3 of 4 thought this review was well written
I wanted to review another Dio-era Rainbow album and it seems like this is the only one on the site yet to be done. On Stage is the first of two live albums Rainbow did in the 70's, the other being Live in Germany. It's hard to say which one is better, as Live in Germany does have more songs (including the epic Stargazer). This album just feels like it has more energy to me, though.
The biggest problem I have with the Rainbow live albums is that their set lists aren't really that great. For one, compared to most other bands' live shows it's very short. They only play 6 songs in total and even though this album was recorded during the tour for Rising, there's only one song from it on here. Hell, it's not even a full song, just less than a minute of the chorus thrown in a Man on the Silver Mountain medley.
Not to say this is a bad album at all, in fact, I find myself listening to it quite a bit. It starts off incredibly strong, with Kill the King
, a new song that would appear in studio form on their next album, Long Live Rock 'n' Roll. This is my favorite Rainbow song of all time and it's even better live. For those of you not familiar with it, Kill the King is a fast-paced rocker full of catchy riffs, sweep arpeggios, and epic lyrics. They couldn't have made a better song for opening their concerts.
They continue strong with Man on the Silver Mountain
, a song any Rainbow or Dio fan would be very familiar with.
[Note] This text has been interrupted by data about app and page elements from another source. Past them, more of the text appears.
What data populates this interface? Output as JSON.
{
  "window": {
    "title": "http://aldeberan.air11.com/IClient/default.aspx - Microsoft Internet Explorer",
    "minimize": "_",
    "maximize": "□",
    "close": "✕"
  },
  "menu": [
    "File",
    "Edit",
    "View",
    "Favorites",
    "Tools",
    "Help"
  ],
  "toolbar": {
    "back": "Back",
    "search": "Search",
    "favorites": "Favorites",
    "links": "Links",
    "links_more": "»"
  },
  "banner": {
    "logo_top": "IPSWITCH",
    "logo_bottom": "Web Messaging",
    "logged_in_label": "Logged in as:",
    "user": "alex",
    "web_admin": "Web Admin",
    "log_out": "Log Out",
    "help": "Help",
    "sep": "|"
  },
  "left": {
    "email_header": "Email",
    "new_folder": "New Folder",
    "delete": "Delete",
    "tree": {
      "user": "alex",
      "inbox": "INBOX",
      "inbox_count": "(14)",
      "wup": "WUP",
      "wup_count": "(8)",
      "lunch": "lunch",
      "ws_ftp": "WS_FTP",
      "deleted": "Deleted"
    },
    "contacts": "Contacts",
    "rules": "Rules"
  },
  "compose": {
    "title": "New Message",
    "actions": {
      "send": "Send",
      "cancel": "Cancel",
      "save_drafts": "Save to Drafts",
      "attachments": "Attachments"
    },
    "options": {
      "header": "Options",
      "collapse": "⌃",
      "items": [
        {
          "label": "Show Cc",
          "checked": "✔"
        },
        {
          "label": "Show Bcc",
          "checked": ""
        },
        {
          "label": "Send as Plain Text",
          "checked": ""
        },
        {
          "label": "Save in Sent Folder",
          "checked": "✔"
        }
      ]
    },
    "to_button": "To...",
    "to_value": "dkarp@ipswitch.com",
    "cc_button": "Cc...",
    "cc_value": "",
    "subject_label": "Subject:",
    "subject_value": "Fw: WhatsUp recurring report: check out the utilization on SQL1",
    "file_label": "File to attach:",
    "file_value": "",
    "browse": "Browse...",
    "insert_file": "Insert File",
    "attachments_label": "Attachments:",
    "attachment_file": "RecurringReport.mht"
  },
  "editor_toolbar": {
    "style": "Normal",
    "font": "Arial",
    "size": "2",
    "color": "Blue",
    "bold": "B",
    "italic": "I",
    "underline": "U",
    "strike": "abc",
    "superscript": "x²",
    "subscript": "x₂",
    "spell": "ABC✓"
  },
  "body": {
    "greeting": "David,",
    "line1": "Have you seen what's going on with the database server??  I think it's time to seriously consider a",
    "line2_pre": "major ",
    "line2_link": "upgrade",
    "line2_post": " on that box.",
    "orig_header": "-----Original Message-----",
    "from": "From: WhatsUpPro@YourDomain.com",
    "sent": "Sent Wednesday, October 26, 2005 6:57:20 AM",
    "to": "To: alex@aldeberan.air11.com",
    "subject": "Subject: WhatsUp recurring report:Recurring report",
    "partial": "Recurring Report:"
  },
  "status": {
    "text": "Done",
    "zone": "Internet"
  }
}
This song also kicks the album version's ass, as the tempo is sped up and we get quite a bit of improv from Blackmore (something he was well known for). This track also includes a medley of blues. They perform it well, but I would've rather they have played more Rainbow tracks instead. Then again, I'm not a huge fan of blues. After that comes a snipit of Starstruck and another round of Man on the Silver Mountain.
Catch the Rainbow
seems to be a fan favorite and I certainly can't say it's a bad song at all, but I feel it's way too long. The entire thing goes on for 15 minutes, more than double what the album version clocked in at. It was never one of my top Rainbow picks and I find I often skip this song when it comes up. Occasional listening shows however, that this is an incredibly beautiful ballad that continually gains strength and builds into a frenzy of electric guitar soloing.
Next is a cover of the Deep Purple song Mistreated
. I'll just say Dio totally blows away David Coverdale in singing this. Like the last song though, it's far too long. There's ton of improv in the middle of this song, which would be neat live, but on an album it tends to bog it down. My personal preference would also be a different Deep Purple song, possibly Burn or Sail Away if he's taking a track from Burn
The last 2 tracks on this album are the same as the last 2 tracks from the original Ritchie Blackmore's Rainbow
album. Sixteenth Century Greensleeves
is a highlight of this album for me. It starts off softly, with Blackmore's version of the classical song Greensleeves (which is quite beautiful). This was one of the first albums I heard from Rainbow and when I heard the intro to this song I ended up skipping the whole thing, thinking that was what the entire track consisted of. Big mistake, this song really rocks once it gets in gear. It's not really a remix of Greensleeves in any way, but rather a song that has electric guitars playing medieval-inspired riffs and Dio singing of princesses, crossbows, drawbridges, and stuff like that.
Ending the album is a cover of the Yardbirds' song Still I'm Sad
. Unlike the version on Ritchie Blackmore's Rainbow
, Dio actually sings on this. There's also LOTS of crazy improvised guitar soloing, keyboard interludes, and other showing off by members of the band. I couldn't think of a better way to end this album.
This album would've been so much better had they included more tracks. I would've loved to hear Tarot Woman and Temple of the King live. It also suffers from the lack of one of their most highly acclaimed songs, Stargazer. Had those 3 been added and some of the excess been cut off from Catch the Rainbow and Mistreated, I would've rated this album higher.